Close by the River Deben and not far from the main centre of Woodbrige itself, Elmhurst Park covers almost two acres and is enclosed within boundary walls like a secret garden. The park is beautiful; with flowers of all colours, diverse mature planting and various historic features of interest. Originally belonging to a property called Elmhurst, the park would have contained fruit and vegetable gardens, stables and a gardener’s cottage. Nowadays, you can make your way along the wheelchair accessible pathways and see the traditional horizontal sundial, the public shelter built to commemorate the coronation of Queen Elizabeth II and even a Napoleonic cannon. 

Directions to Elmhurst Park

The Red House & Gardens, Aldeburgh

The Red House and Gardens in Aldeburgh were home to famous composer Benjamin Britten and his life partner the tenor Peter Pears from 1957. The gardens surrounding the house only serve to complement the historic home. Spanning several acres, these beautiful and serene gardens include a mix of formal and informal areas, featuring well-manicured lawns, vibrant flower beds, and a variety of trees and shrubs.

Particular highlights include the tranquil pond, a vegetable patch, orchard, and herb garden, which give a hint to the practical and self-sustaining lifestyle Britten and Pears enjoyed. The gardens offer a picturesque and insightful glimpse into the plants and shrubs that Britten and Pears spent time nurturing and visitors can uncover the ‘Garden Discovery Trail’ with its beautiful flowers, sculptures from Britten’s art collection as well as other fun activities. 

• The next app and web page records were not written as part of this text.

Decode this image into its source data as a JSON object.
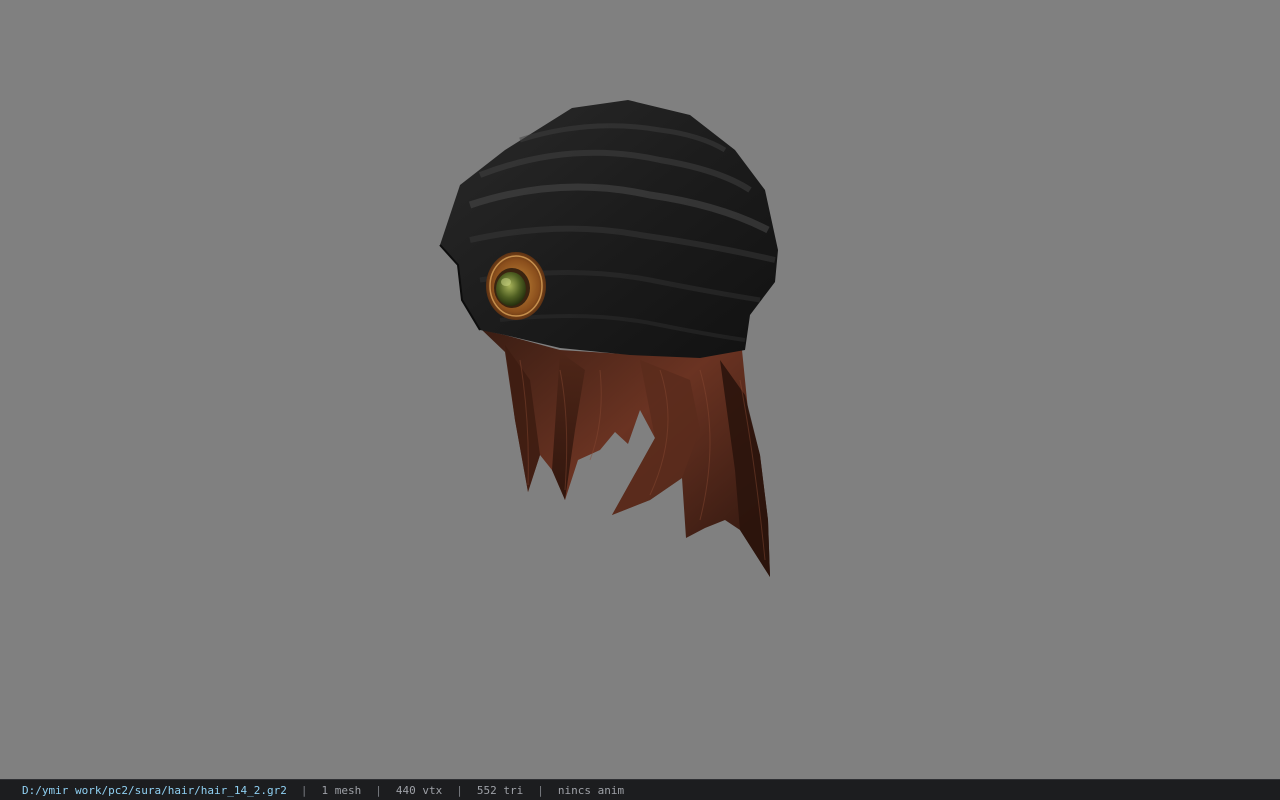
{
  "viewport": {
    "background_color": "#808080",
    "model": {
      "asset": "hair_14_2.gr2",
      "parts": [
        "black-turban",
        "green-gem-brooch",
        "brown-hair"
      ]
    }
  },
  "statusbar": {
    "file_path": "D:/ymir work/pc2/sura/hair/hair_14_2.gr2",
    "separator": "|",
    "mesh_count": "1 mesh",
    "vertex_count": "440 vtx",
    "triangle_count": "552 tri",
    "animation": "nincs anim"
  }
}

For more information and to book visit https://brittenpearsarts.org/visit-us/the-red-house

Felixstowe Seafront Gardens

If you take a stroll along the promenade at Felixstowe you’ll soon happen upon the newly restored Seafront Gardens that sit on the cliffs between the town centre and the beach. There are eight Grade II listed gardens which are of significant historic interest as they were created a hundred years ago as a pleasure ground with the Victorian seaside visitors in mind. 

The Gardens thrive as a result of the natural springs which occur along the cliffs, combined with the proximity to the beach. The interconnecting gardens stretch for almost a kilometre along the promenade, with a significant proportion of original planting still surviving and the original path layout maintained as it was years ago. 

There are eight gardens to uncover: Town Hall Gardens and the South Cliff Shelter; Pram Walk; Ivy Terrace and the Ranelagh Steps; Spa Pavilion approach, the Wishing Well and Dripping Pond; Pavilion Terrace; Serpentine Steps and the Round and Octagonal Shelters; Rose Garden; Cliff House Garden and the Arch Cascade.In the summer months the scent of roses, fuchsias and lavender fill the air and waterlilies can be seen on the ponds.

For more information and directions visit https://www.visitfelixstowe.org.uk/things-to-do/the-seafront-gardens/